Dataset records:

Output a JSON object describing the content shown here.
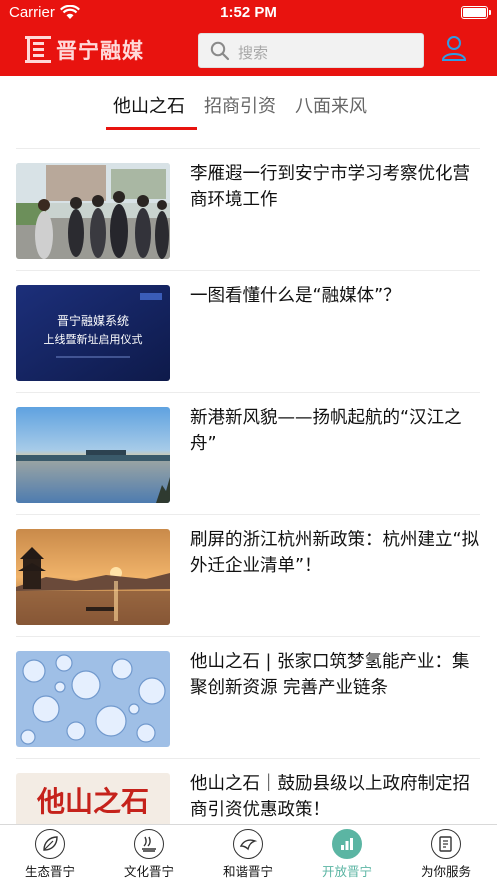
{
  "status_bar": {
    "carrier": "Carrier",
    "time": "1:52 PM"
  },
  "header": {
    "app_title": "晋宁融媒",
    "search_placeholder": "搜索",
    "brand_color": "#e8130f"
  },
  "tabs": [
    {
      "label": "他山之石",
      "active": true
    },
    {
      "label": "招商引资",
      "active": false
    },
    {
      "label": "八面来风",
      "active": false
    }
  ],
  "news": [
    {
      "title": "李雁遐一行到安宁市学习考察优化营商环境工作",
      "thumb": "meeting-photo"
    },
    {
      "title": "一图看懂什么是“融媒体”？",
      "thumb": "launch-ceremony-banner"
    },
    {
      "title": "新港新风貌——扬帆起航的“汉江之舟”",
      "thumb": "river-sunset-photo"
    },
    {
      "title": "刷屏的浙江杭州新政策：杭州建立“拟外迁企业清单”！",
      "thumb": "west-lake-sunset-photo"
    },
    {
      "title": "他山之石 | 张家口筑梦氢能产业：集聚创新资源 完善产业链条",
      "thumb": "water-bubbles-photo"
    },
    {
      "title": "他山之石｜鼓励县级以上政府制定招商引资优惠政策！",
      "thumb": "calligraphy-banner"
    }
  ],
  "thumb_texts": {
    "ceremony_line1": "晋宁融媒系统",
    "ceremony_line2": "上线暨新址启用仪式",
    "calligraphy": "他山之石"
  },
  "bottom_nav": [
    {
      "label": "生态晋宁",
      "icon": "leaf-icon",
      "active": false
    },
    {
      "label": "文化晋宁",
      "icon": "culture-icon",
      "active": false
    },
    {
      "label": "和谐晋宁",
      "icon": "dove-icon",
      "active": false
    },
    {
      "label": "开放晋宁",
      "icon": "chart-icon",
      "active": true
    },
    {
      "label": "为你服务",
      "icon": "service-icon",
      "active": false
    }
  ],
  "accent_active_nav": "#5bb5a3"
}
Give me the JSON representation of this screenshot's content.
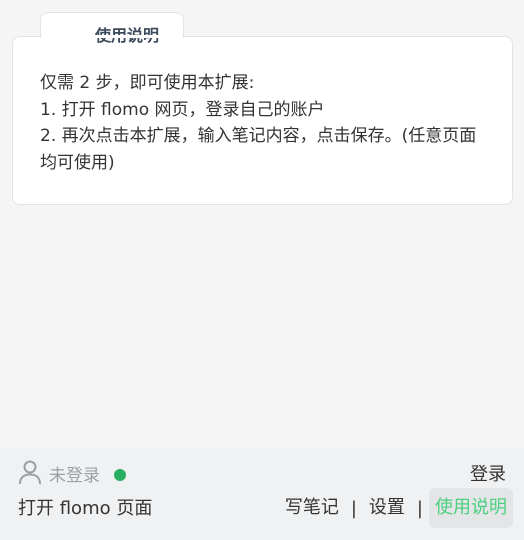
{
  "tab": {
    "title": "使用说明"
  },
  "instructions": {
    "lines": [
      "仅需 2 步，即可使用本扩展:",
      "1. 打开 flomo 网页，登录自己的账户",
      "2. 再次点击本扩展，输入笔记内容，点击保存。(任意页面均可使用)"
    ]
  },
  "footer": {
    "user_icon": "user-icon",
    "status_text": "未登录",
    "status_color": "#27ae60",
    "login_label": "登录",
    "open_flomo_label": "打开 flomo 页面",
    "nav": {
      "write_label": "写笔记",
      "settings_label": "设置",
      "help_label": "使用说明",
      "separator": "|"
    },
    "accent_color": "#4cd080"
  }
}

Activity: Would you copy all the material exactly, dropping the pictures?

Response to this exercise:
Output a JSON object describing the content shown here.
{
  "status_bar": {
    "carrier": "Carrier",
    "time": "1:52 PM"
  },
  "header": {
    "app_title": "晋宁融媒",
    "search_placeholder": "搜索",
    "brand_color": "#e8130f"
  },
  "tabs": [
    {
      "label": "他山之石",
      "active": true
    },
    {
      "label": "招商引资",
      "active": false
    },
    {
      "label": "八面来风",
      "active": false
    }
  ],
  "news": [
    {
      "title": "李雁遐一行到安宁市学习考察优化营商环境工作",
      "thumb": "meeting-photo"
    },
    {
      "title": "一图看懂什么是“融媒体”？",
      "thumb": "launch-ceremony-banner"
    },
    {
      "title": "新港新风貌——扬帆起航的“汉江之舟”",
      "thumb": "river-sunset-photo"
    },
    {
      "title": "刷屏的浙江杭州新政策：杭州建立“拟外迁企业清单”！",
      "thumb": "west-lake-sunset-photo"
    },
    {
      "title": "他山之石 | 张家口筑梦氢能产业：集聚创新资源 完善产业链条",
      "thumb": "water-bubbles-photo"
    },
    {
      "title": "他山之石｜鼓励县级以上政府制定招商引资优惠政策！",
      "thumb": "calligraphy-banner"
    }
  ],
  "thumb_texts": {
    "ceremony_line1": "晋宁融媒系统",
    "ceremony_line2": "上线暨新址启用仪式",
    "calligraphy": "他山之石"
  },
  "bottom_nav": [
    {
      "label": "生态晋宁",
      "icon": "leaf-icon",
      "active": false
    },
    {
      "label": "文化晋宁",
      "icon": "culture-icon",
      "active": false
    },
    {
      "label": "和谐晋宁",
      "icon": "dove-icon",
      "active": false
    },
    {
      "label": "开放晋宁",
      "icon": "chart-icon",
      "active": true
    },
    {
      "label": "为你服务",
      "icon": "service-icon",
      "active": false
    }
  ],
  "accent_active_nav": "#5bb5a3"
}
Give me the JSON representation of this screenshot's content.
{
  "tab": {
    "title": "使用说明"
  },
  "instructions": {
    "lines": [
      "仅需 2 步，即可使用本扩展:",
      "1. 打开 flomo 网页，登录自己的账户",
      "2. 再次点击本扩展，输入笔记内容，点击保存。(任意页面均可使用)"
    ]
  },
  "footer": {
    "user_icon": "user-icon",
    "status_text": "未登录",
    "status_color": "#27ae60",
    "login_label": "登录",
    "open_flomo_label": "打开 flomo 页面",
    "nav": {
      "write_label": "写笔记",
      "settings_label": "设置",
      "help_label": "使用说明",
      "separator": "|"
    },
    "accent_color": "#4cd080"
  }
}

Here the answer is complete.